YOUR GOAL: Below are records; state how many of their lines hold the word "Generated", and give only the figure.

== AVAILABLE DATA ==

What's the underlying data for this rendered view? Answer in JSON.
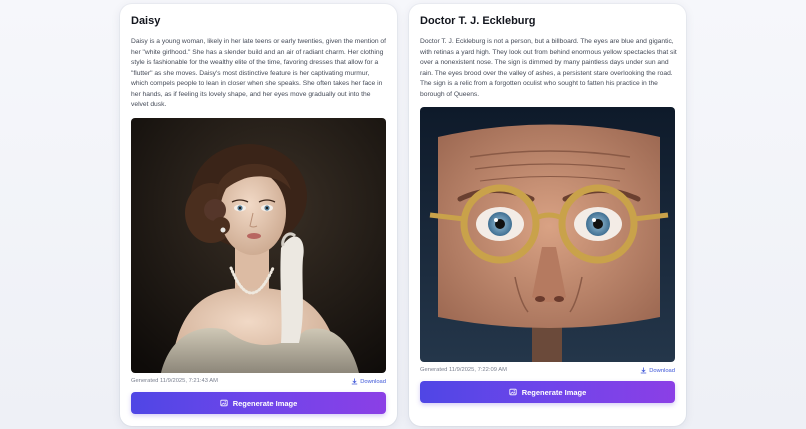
{
  "cards": [
    {
      "title": "Daisy",
      "description": "Daisy is a young woman, likely in her late teens or early twenties, given the mention of her \"white girlhood.\" She has a slender build and an air of radiant charm. Her clothing style is fashionable for the wealthy elite of the time, favoring dresses that allow for a \"flutter\" as she moves. Daisy's most distinctive feature is her captivating murmur, which compels people to lean in closer when she speaks. She often takes her face in her hands, as if feeling its lovely shape, and her eyes move gradually out into the velvet dusk.",
      "image_subject": "portrait of a young 1920s woman with pearl necklace",
      "generated": "Generated 11/9/2025, 7:21:43 AM",
      "download_label": "Download",
      "regenerate_label": "Regenerate Image"
    },
    {
      "title": "Doctor T. J. Eckleburg",
      "description": "Doctor T. J. Eckleburg is not a person, but a billboard. The eyes are blue and gigantic, with retinas a yard high. They look out from behind enormous yellow spectacles that sit over a nonexistent nose. The sign is dimmed by many paintless days under sun and rain. The eyes brood over the valley of ashes, a persistent stare overlooking the road. The sign is a relic from a forgotten oculist who sought to fatten his practice in the borough of Queens.",
      "image_subject": "billboard of giant eyes behind yellow spectacles",
      "generated": "Generated 11/9/2025, 7:22:09 AM",
      "download_label": "Download",
      "regenerate_label": "Regenerate Image"
    }
  ],
  "icons": {
    "download": "download-icon",
    "regenerate": "image-icon"
  },
  "colors": {
    "accent_start": "#4f46e5",
    "accent_end": "#8b3fe6",
    "link": "#3d56d8"
  }
}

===

SOLUTION TO THE PROBLEM: 2